China’s roads are notoriously unsafe. Ahead of the Chinese New Year rush, when millions of people will hop in their cars to visit relatives and cause immense traffic jams, authorities have already warned police to be on the lookout for unsafe vehicles and unqualified drivers.
The World Health Organization estimates that on average, more than 700 people are killed on China’s roads each day. While the reported number of road traffic accidents has decreased slightly year-on-year since 2012, according to the National Bureau of Statistics, the country still has a relatively high number of casualties and fatalities.

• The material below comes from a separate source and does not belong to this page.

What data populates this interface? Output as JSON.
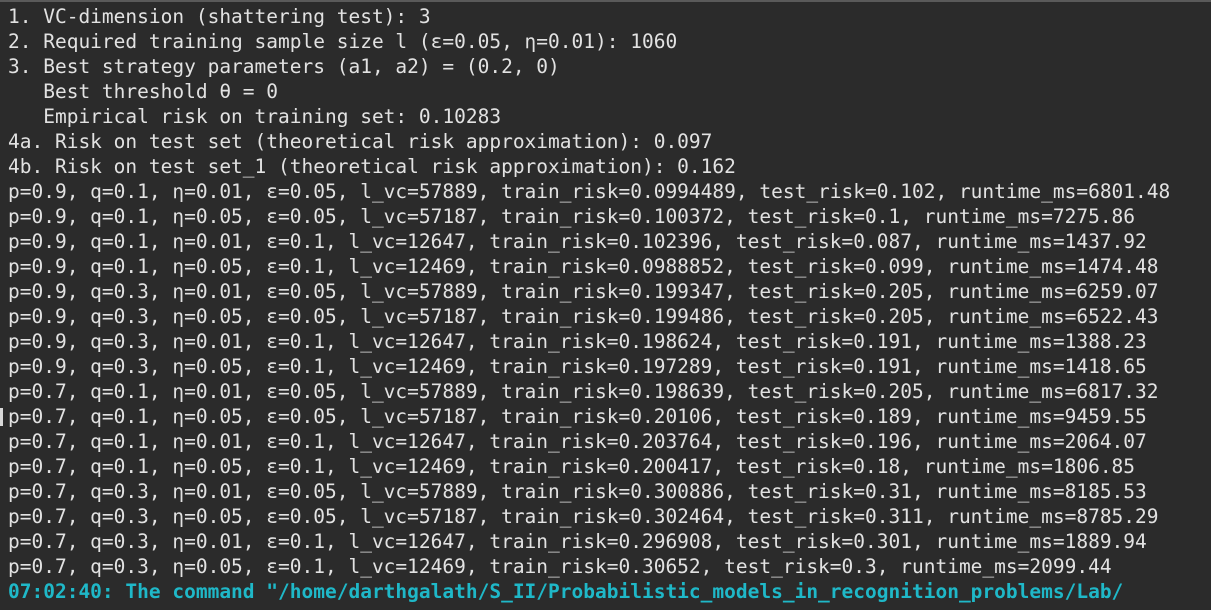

In its most recent study, the WHO estimated that a little over 260,000 people died in road traffic accidents in 2013. In the United States, by proportional comparison, there were almost half as many fatalities.
Speaking in a panel discussion on the future of transit in China on Saturday, car-hailing company Didi Chuxing’s co-founder and chief technology officer, Zhang Bo, said that human beings are simply “not good at driving.”
“Every year, people die in road traffic accidents,” he said at the Beijing event, organized by the Future Forum. “Around 270,000 people — that’s the same as the Nanjing Massacre.” His statement was designed to hit home, as the massacre of hundreds of thousands of citizens by an invading Japanese army in 1937 remains an extremely sensitive and contentious topic in China.
Zhang Bo, Didi Chuxing’s co-founder, during a public event in Fuzhou, Fujian province, Sept. 22, 2016. Zheng Shuai/VCG
Zhang made his comments while serving on a panel that included Xu Chenguang from the Ministry of Transport, Zhao Yong of artificial intelligence company Deep Glint, and Wang Jing of the autonomous driving unit run by Baidu, China’s largest internet search engine.
During the discussion, Zhang added that self-driving cars require huge amounts of data on China’s road network that could be collected and provided by companies such as Didi Chuxing, which operates the country’s largest ride-hailing service.
The Chinese government is currently formulating policies regarding the future of self-driving cars in China. There is some debate over how these vehicles can be tested safely and, as yet, no way for companies to legally try their cars on public roads. Following the fatal crash of a Tesla car in the U.S. in May 2016, the Chinese government directed automakers not to test their vehicles on public highways. However, some companies are pushing the boundaries. Baidu conducted a public trial of its vehicles in November on a 3.16-kilometer stretch of road in Wuzhen, eastern China’s Zhejiang province, under carefully controlled conditions.
Since April last year, experts — including Tsinghua University professor Li Keqiang, another panelist at the Saturday event — have been formulating a regulatory plan to give autonomous vehicles access to highways within three to five years and access to city centers by 2025.
During the panel discussion, Baidu’s Wang asked the audience how safe a car needed to be before it was deemed roadworthy.
“We know human beings are bad drivers,” said Wang. “We get tired. People drink and drive. Computers don’t do this; they are reliable. They are more reliable than aircrafts. So if it’s 99.99 percent safe, how many more 9s do we need before unmanned vehicles can be launched into the market?”
“How do we view saving the lives of more than 200,000 people, versus losing two?” Wang asked the audience. “We need to have tolerance when discussing the subject of connected vehicles.”
Meanwhile, Ministry of Transport official Xu shared that the development of unmanned-vehicle technology is a strategic priority in the government’s 13th Five-Year Plan. However, Xu made it clear that his ministry needs advice from the industry to create a regulatory framework that will ensure the sector is “commercialized as soon as possible.”
According to Bill Russo, an automobile consultant at Gao Feng Advisory Company, Didi Chuxing’s position on the benefits of self-driving cars is not purely altruistic; rather, the company’s support of autonomous vehicles has an underlying commercial and strategic logic.
“The other way you can interpret it is that [self-driving cars] will reduce the cost of operating vehicles,” Russo told Sixth Tone. “Accidents cost money in terms of downtime and repair cost, as well as the cost of paying a driver. The strategy for companies like Didi would be to introduce autonomous-driving cars to reduce the overall cost of operating the vehicle.”
Additional reporting by Dong Heng.
(Header image: Self-driving cars run by Baidu appear at the World Internet Conference in Wuzhen, Zhejiang province, Nov. 16, 2016. VCG)